The one thing you need to remember with ordering food in Ponta is to relax and enjoy the wait. The food takes a long time to get to the table, at pretty much all the restaurants. Enjoy it. Chat, drink and be merry and then later you will feast 🙂
The bakery with the best Portuguese bread

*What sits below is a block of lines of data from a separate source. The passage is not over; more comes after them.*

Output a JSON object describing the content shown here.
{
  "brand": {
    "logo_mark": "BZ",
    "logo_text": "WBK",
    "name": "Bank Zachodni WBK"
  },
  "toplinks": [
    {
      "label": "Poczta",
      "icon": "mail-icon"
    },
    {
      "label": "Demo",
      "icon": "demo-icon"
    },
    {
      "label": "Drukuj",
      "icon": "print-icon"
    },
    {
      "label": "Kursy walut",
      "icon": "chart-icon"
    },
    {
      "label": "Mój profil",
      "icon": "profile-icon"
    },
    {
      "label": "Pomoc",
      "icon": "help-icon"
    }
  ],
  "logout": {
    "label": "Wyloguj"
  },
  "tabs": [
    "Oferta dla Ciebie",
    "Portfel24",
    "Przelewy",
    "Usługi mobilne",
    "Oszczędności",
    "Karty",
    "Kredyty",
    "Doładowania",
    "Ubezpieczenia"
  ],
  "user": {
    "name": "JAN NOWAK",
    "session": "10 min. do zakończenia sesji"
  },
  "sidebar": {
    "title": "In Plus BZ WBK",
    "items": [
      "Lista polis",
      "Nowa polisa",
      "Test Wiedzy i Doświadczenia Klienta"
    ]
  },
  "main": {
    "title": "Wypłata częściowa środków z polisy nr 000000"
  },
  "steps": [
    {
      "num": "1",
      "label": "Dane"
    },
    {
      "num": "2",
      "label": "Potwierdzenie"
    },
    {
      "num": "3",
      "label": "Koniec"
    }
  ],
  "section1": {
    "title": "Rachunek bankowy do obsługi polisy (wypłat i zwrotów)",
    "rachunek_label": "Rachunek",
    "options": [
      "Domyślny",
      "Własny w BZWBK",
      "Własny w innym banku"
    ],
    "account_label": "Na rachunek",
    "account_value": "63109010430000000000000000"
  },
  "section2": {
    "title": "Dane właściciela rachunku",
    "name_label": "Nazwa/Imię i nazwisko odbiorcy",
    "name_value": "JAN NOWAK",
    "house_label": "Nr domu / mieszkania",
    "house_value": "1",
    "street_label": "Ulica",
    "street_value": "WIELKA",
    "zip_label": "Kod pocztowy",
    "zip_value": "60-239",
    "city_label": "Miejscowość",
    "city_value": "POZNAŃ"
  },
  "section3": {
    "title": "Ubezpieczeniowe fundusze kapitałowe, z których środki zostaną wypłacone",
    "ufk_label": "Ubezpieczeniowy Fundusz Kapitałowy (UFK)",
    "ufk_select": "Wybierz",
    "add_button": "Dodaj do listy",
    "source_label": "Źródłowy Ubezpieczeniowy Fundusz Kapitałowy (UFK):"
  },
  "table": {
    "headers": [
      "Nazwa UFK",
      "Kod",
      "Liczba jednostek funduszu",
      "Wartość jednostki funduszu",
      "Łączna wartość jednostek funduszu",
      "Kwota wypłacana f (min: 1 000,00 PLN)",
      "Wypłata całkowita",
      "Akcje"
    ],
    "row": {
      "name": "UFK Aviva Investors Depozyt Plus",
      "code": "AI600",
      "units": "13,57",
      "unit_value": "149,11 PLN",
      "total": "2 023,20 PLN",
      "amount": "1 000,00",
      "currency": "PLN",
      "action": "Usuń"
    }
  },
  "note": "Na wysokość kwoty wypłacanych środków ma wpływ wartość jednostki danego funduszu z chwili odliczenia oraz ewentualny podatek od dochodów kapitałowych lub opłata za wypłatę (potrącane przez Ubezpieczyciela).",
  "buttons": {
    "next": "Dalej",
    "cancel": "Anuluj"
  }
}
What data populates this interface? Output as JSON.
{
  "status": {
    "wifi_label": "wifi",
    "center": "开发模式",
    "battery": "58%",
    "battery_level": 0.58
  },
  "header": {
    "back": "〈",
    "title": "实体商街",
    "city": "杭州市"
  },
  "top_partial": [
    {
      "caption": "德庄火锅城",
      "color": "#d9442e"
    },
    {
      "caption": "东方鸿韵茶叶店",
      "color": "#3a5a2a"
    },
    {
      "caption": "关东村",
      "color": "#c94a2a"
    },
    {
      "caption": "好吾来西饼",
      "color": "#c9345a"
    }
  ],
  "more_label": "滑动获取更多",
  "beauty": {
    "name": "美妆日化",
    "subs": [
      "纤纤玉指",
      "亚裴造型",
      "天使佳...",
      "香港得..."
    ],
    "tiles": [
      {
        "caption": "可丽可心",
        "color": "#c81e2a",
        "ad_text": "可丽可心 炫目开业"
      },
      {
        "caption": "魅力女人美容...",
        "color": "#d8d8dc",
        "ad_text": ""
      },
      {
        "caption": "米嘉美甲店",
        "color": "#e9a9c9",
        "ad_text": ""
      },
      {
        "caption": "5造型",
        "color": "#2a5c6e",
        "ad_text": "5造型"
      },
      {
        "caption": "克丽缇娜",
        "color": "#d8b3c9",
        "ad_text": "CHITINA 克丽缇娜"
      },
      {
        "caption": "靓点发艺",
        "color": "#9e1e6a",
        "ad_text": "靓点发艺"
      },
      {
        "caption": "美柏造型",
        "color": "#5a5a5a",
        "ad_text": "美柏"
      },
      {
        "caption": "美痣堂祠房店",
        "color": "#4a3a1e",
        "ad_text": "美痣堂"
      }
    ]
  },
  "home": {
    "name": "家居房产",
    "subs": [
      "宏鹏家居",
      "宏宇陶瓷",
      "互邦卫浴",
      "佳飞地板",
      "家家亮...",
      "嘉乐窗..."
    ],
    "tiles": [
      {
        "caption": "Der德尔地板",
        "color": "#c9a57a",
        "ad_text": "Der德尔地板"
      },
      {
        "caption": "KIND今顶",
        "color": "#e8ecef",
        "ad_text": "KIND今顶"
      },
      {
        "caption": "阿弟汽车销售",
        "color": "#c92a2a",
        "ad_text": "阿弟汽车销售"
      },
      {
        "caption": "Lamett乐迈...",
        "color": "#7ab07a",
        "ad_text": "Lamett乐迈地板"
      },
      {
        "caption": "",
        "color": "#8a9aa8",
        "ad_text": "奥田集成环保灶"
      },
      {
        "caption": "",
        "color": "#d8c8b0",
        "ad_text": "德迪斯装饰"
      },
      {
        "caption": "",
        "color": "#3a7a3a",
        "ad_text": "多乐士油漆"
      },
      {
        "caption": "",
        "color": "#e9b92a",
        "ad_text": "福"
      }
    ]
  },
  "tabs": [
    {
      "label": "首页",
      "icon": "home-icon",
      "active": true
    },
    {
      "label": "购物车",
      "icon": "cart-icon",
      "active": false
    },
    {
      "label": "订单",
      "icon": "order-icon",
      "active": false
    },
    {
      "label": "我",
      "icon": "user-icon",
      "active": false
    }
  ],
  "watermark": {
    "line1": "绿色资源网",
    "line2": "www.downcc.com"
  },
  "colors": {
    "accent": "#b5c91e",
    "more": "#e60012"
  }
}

Initially, the only negative thing about our trip was in the beginning I noticed that there are a lot of stray dogs. It upset me a little (and made me feel terribly guilty because here I am, worrying about homeless dogs when the majority of Ponta d’Ouro is a rural town where people live in poverty). Well, for other dog lovers I can put your mind at ease. There is apparently an organisation that drops off food every evening at a certain place and once a month a vet makes a trek up and sterilises and treats them. I can confirm this because I checked each dog that bounded happily up to us and they were all snipped, chubby, teeth, ears, eyes and bum in good condition. They adopt a tourist family for the duration of the family’s stay and join them during the day. At night I noticed some retreat to kraals with the locals and snooze there. During the day they bound gleefully up and down the beach or lounge under people’s umbrellas. Some swim in the ocean. By the end of our stay I felt they indulge in a better life than my own hounds. And as for the human community, the steady increase in tourism has meant that there will soon be a tarred main road from Maputo direct to Ponta. This easier and direct access from the capital will hopefully lead to better service delivery and infrastructure. In the meantime, it’s a great place to spend holiday money and boost local economy. Worthy of a week’s visit, at least.

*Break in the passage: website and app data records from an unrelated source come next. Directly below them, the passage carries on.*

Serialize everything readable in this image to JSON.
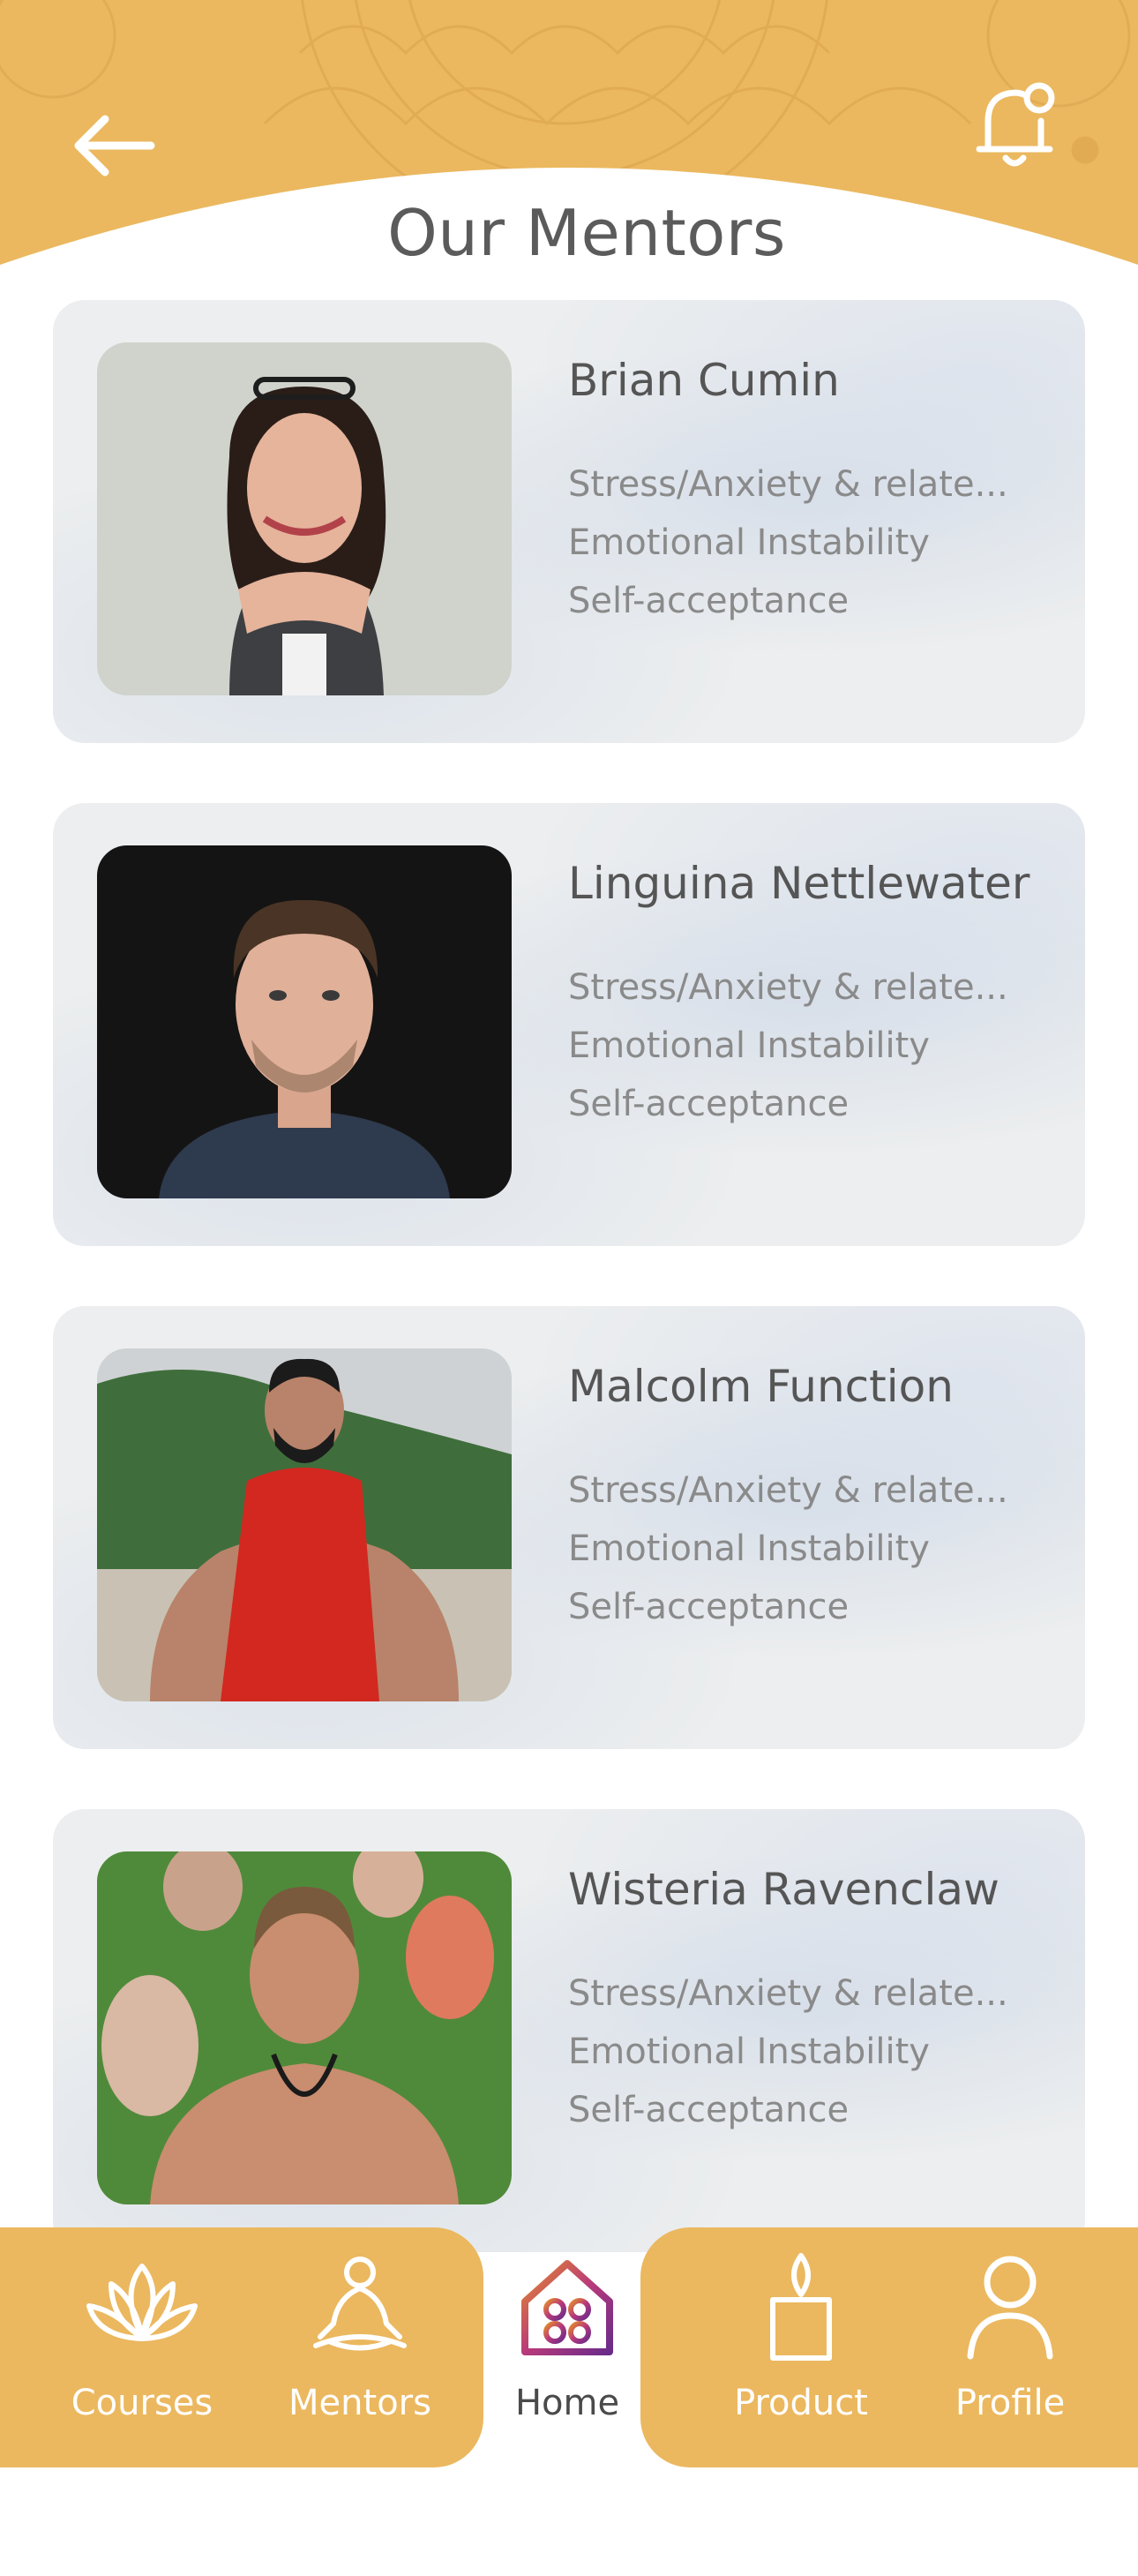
{
  "header": {
    "title": "Our Mentors",
    "back_icon": "arrow-left-icon",
    "notification_icon": "bell-icon"
  },
  "mentors": [
    {
      "name": "Brian Cumin",
      "tags": [
        "Stress/Anxiety & relate...",
        "Emotional Instability",
        "Self-acceptance"
      ],
      "photo": "woman-portrait-photo"
    },
    {
      "name": "Linguina Nettlewater",
      "tags": [
        "Stress/Anxiety & relate...",
        "Emotional Instability",
        "Self-acceptance"
      ],
      "photo": "man-portrait-photo"
    },
    {
      "name": "Malcolm Function",
      "tags": [
        "Stress/Anxiety & relate...",
        "Emotional Instability",
        "Self-acceptance"
      ],
      "photo": "meditating-man-red-robe-photo"
    },
    {
      "name": "Wisteria Ravenclaw",
      "tags": [
        "Stress/Anxiety & relate...",
        "Emotional Instability",
        "Self-acceptance"
      ],
      "photo": "group-meditation-photo"
    }
  ],
  "nav": {
    "items": [
      {
        "label": "Courses",
        "icon": "lotus-icon"
      },
      {
        "label": "Mentors",
        "icon": "meditation-figure-icon"
      },
      {
        "label": "Home",
        "icon": "home-icon",
        "active": true
      },
      {
        "label": "Product",
        "icon": "candle-icon"
      },
      {
        "label": "Profile",
        "icon": "person-icon"
      }
    ]
  },
  "colors": {
    "accent": "#ebb85f",
    "title_text": "#5b5b5b",
    "tag_text": "#8a8a8a",
    "card_bg": "#eceeef"
  }
}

Some of the beautiful textures of the Ponto beach
One of the strays. I called him Labradolphin because he was always swimming in the sea.
To get to Ponto, we drove through the Kosi Bay border and then up. I believe you can also fly to Maputo and then drive down, but either way it’s a bit of a long drive. The border opens at 8am and closes at 5pm. You can drive a normal car up to the border and then leave it in a parking lot there (it’s privately owned and secure) and take a transfer up to Ponto for about R160 – R200ish. It’s just dunes, so if you don’t have a 4×4 it’s worth doing the transfer. We had the right vehicle but still got wedged, having to dig out our vehicle with our hands. The second time, it was truly stuck and we were quickly surrounded by the local kids who did their best to help out (they wanted payment in bags of crisps and snacks and we dutifully complied) and had a passing massive truck haul us out. Also, a handy tip, if you aren’t sure which is the flattest path to take, follow the minibus taxis.
There’s plenty of places to stay that range from very rustic and basic to slightly less so, and a few even fancyish spots. It’s mostly self-catering from what I understand. It’s the best way to enjoy places like this. We rented two cabins next to each other at a place called Coco Rico, which had a pool and a bar, two critical factors. It was an excellent holiday and we returned browner, heavier and with decidedly weaker livers. Worth it.